**TASK DETAILS:**
Would you please reproduce all the entries exactly, leaving the pictures out?

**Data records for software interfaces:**
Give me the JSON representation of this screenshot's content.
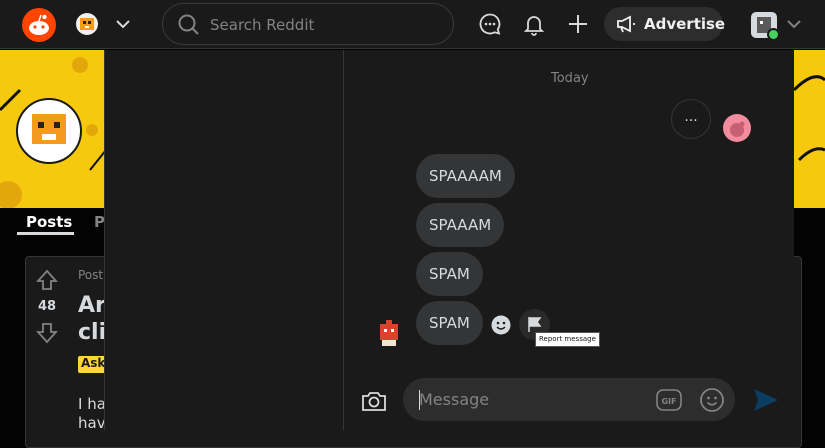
{
  "header": {
    "search_placeholder": "Search Reddit",
    "advertise_label": "Advertise",
    "icons": [
      "reddit-logo",
      "chevron-down-icon",
      "search-icon",
      "chat-icon",
      "bell-icon",
      "plus-icon",
      "megaphone-icon",
      "user-avatar",
      "chevron-down-icon"
    ]
  },
  "subreddit": {
    "tabs": [
      "Posts",
      "P"
    ],
    "post": {
      "meta": "Post",
      "vote_count": "48",
      "title_line1": "Are",
      "title_line2": "cli",
      "flair": "Ask",
      "body_line1": "I ha",
      "body_line2": "hav"
    }
  },
  "chat": {
    "day_label": "Today",
    "more_label": "...",
    "messages": [
      {
        "text": "SPAAAAM"
      },
      {
        "text": "SPAAAM"
      },
      {
        "text": "SPAM"
      },
      {
        "text": "SPAM"
      }
    ],
    "tooltip": "Report message",
    "input_placeholder": "Message",
    "gif_label": "GIF"
  },
  "colors": {
    "accent": "#ff4500",
    "bubble": "#343536",
    "background": "#1a1a1b",
    "send": "#0079d3",
    "online": "#46d160"
  }
}
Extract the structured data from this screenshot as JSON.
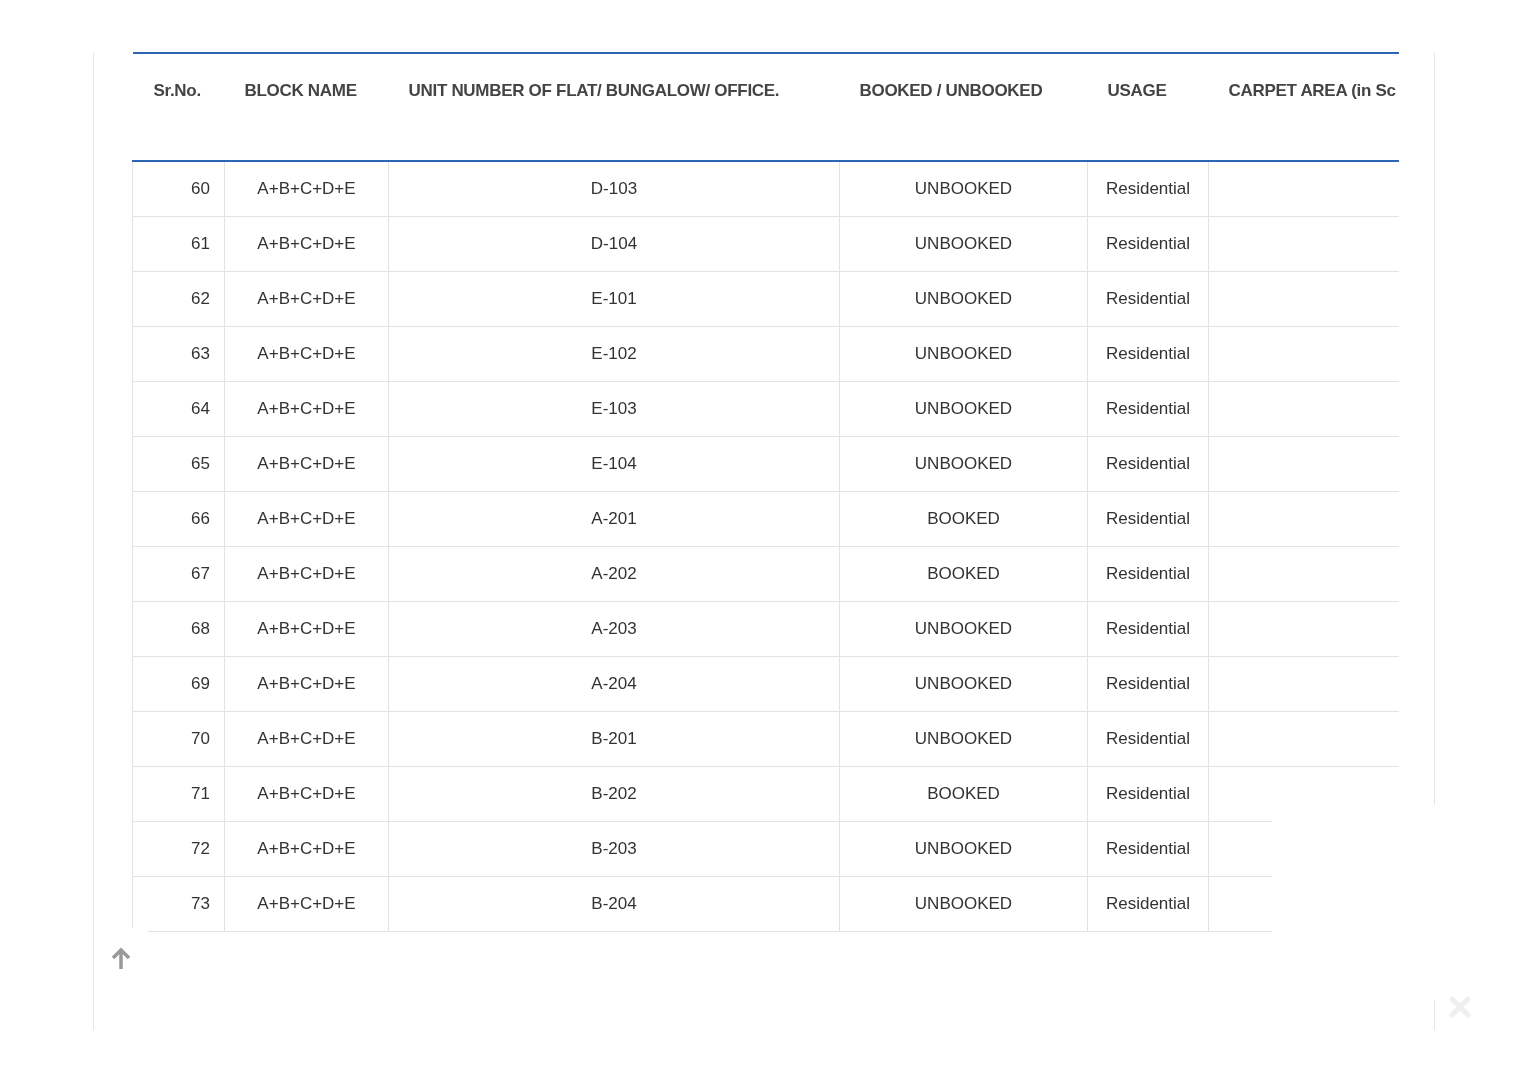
{
  "table": {
    "columns": [
      "Sr.No.",
      "BLOCK NAME",
      "UNIT NUMBER OF FLAT/ BUNGALOW/ OFFICE.",
      "BOOKED / UNBOOKED",
      "USAGE",
      "CARPET AREA (in Sc"
    ],
    "rows": [
      {
        "sr_no": "60",
        "block_name": "A+B+C+D+E",
        "unit_number": "D-103",
        "booking_status": "UNBOOKED",
        "usage": "Residential"
      },
      {
        "sr_no": "61",
        "block_name": "A+B+C+D+E",
        "unit_number": "D-104",
        "booking_status": "UNBOOKED",
        "usage": "Residential"
      },
      {
        "sr_no": "62",
        "block_name": "A+B+C+D+E",
        "unit_number": "E-101",
        "booking_status": "UNBOOKED",
        "usage": "Residential"
      },
      {
        "sr_no": "63",
        "block_name": "A+B+C+D+E",
        "unit_number": "E-102",
        "booking_status": "UNBOOKED",
        "usage": "Residential"
      },
      {
        "sr_no": "64",
        "block_name": "A+B+C+D+E",
        "unit_number": "E-103",
        "booking_status": "UNBOOKED",
        "usage": "Residential"
      },
      {
        "sr_no": "65",
        "block_name": "A+B+C+D+E",
        "unit_number": "E-104",
        "booking_status": "UNBOOKED",
        "usage": "Residential"
      },
      {
        "sr_no": "66",
        "block_name": "A+B+C+D+E",
        "unit_number": "A-201",
        "booking_status": "BOOKED",
        "usage": "Residential"
      },
      {
        "sr_no": "67",
        "block_name": "A+B+C+D+E",
        "unit_number": "A-202",
        "booking_status": "BOOKED",
        "usage": "Residential"
      },
      {
        "sr_no": "68",
        "block_name": "A+B+C+D+E",
        "unit_number": "A-203",
        "booking_status": "UNBOOKED",
        "usage": "Residential"
      },
      {
        "sr_no": "69",
        "block_name": "A+B+C+D+E",
        "unit_number": "A-204",
        "booking_status": "UNBOOKED",
        "usage": "Residential"
      },
      {
        "sr_no": "70",
        "block_name": "A+B+C+D+E",
        "unit_number": "B-201",
        "booking_status": "UNBOOKED",
        "usage": "Residential"
      },
      {
        "sr_no": "71",
        "block_name": "A+B+C+D+E",
        "unit_number": "B-202",
        "booking_status": "BOOKED",
        "usage": "Residential"
      },
      {
        "sr_no": "72",
        "block_name": "A+B+C+D+E",
        "unit_number": "B-203",
        "booking_status": "UNBOOKED",
        "usage": "Residential"
      },
      {
        "sr_no": "73",
        "block_name": "A+B+C+D+E",
        "unit_number": "B-204",
        "booking_status": "UNBOOKED",
        "usage": "Residential"
      }
    ]
  }
}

**REPLY:**
Give me the JSON representation of this screenshot's content.
{
  "header": {
    "search_placeholder": "Search Reddit",
    "advertise_label": "Advertise",
    "icons": [
      "reddit-logo",
      "chevron-down-icon",
      "search-icon",
      "chat-icon",
      "bell-icon",
      "plus-icon",
      "megaphone-icon",
      "user-avatar",
      "chevron-down-icon"
    ]
  },
  "subreddit": {
    "tabs": [
      "Posts",
      "P"
    ],
    "post": {
      "meta": "Post",
      "vote_count": "48",
      "title_line1": "Are",
      "title_line2": "cli",
      "flair": "Ask",
      "body_line1": "I ha",
      "body_line2": "hav"
    }
  },
  "chat": {
    "day_label": "Today",
    "more_label": "...",
    "messages": [
      {
        "text": "SPAAAAM"
      },
      {
        "text": "SPAAAM"
      },
      {
        "text": "SPAM"
      },
      {
        "text": "SPAM"
      }
    ],
    "tooltip": "Report message",
    "input_placeholder": "Message",
    "gif_label": "GIF"
  },
  "colors": {
    "accent": "#ff4500",
    "bubble": "#343536",
    "background": "#1a1a1b",
    "send": "#0079d3",
    "online": "#46d160"
  }
}
Extract the structured data from this screenshot as JSON.
{
  "table": {
    "columns": [
      "Sr.No.",
      "BLOCK NAME",
      "UNIT NUMBER OF FLAT/ BUNGALOW/ OFFICE.",
      "BOOKED / UNBOOKED",
      "USAGE",
      "CARPET AREA (in Sc"
    ],
    "rows": [
      {
        "sr_no": "60",
        "block_name": "A+B+C+D+E",
        "unit_number": "D-103",
        "booking_status": "UNBOOKED",
        "usage": "Residential"
      },
      {
        "sr_no": "61",
        "block_name": "A+B+C+D+E",
        "unit_number": "D-104",
        "booking_status": "UNBOOKED",
        "usage": "Residential"
      },
      {
        "sr_no": "62",
        "block_name": "A+B+C+D+E",
        "unit_number": "E-101",
        "booking_status": "UNBOOKED",
        "usage": "Residential"
      },
      {
        "sr_no": "63",
        "block_name": "A+B+C+D+E",
        "unit_number": "E-102",
        "booking_status": "UNBOOKED",
        "usage": "Residential"
      },
      {
        "sr_no": "64",
        "block_name": "A+B+C+D+E",
        "unit_number": "E-103",
        "booking_status": "UNBOOKED",
        "usage": "Residential"
      },
      {
        "sr_no": "65",
        "block_name": "A+B+C+D+E",
        "unit_number": "E-104",
        "booking_status": "UNBOOKED",
        "usage": "Residential"
      },
      {
        "sr_no": "66",
        "block_name": "A+B+C+D+E",
        "unit_number": "A-201",
        "booking_status": "BOOKED",
        "usage": "Residential"
      },
      {
        "sr_no": "67",
        "block_name": "A+B+C+D+E",
        "unit_number": "A-202",
        "booking_status": "BOOKED",
        "usage": "Residential"
      },
      {
        "sr_no": "68",
        "block_name": "A+B+C+D+E",
        "unit_number": "A-203",
        "booking_status": "UNBOOKED",
        "usage": "Residential"
      },
      {
        "sr_no": "69",
        "block_name": "A+B+C+D+E",
        "unit_number": "A-204",
        "booking_status": "UNBOOKED",
        "usage": "Residential"
      },
      {
        "sr_no": "70",
        "block_name": "A+B+C+D+E",
        "unit_number": "B-201",
        "booking_status": "UNBOOKED",
        "usage": "Residential"
      },
      {
        "sr_no": "71",
        "block_name": "A+B+C+D+E",
        "unit_number": "B-202",
        "booking_status": "BOOKED",
        "usage": "Residential"
      },
      {
        "sr_no": "72",
        "block_name": "A+B+C+D+E",
        "unit_number": "B-203",
        "booking_status": "UNBOOKED",
        "usage": "Residential"
      },
      {
        "sr_no": "73",
        "block_name": "A+B+C+D+E",
        "unit_number": "B-204",
        "booking_status": "UNBOOKED",
        "usage": "Residential"
      }
    ]
  }
}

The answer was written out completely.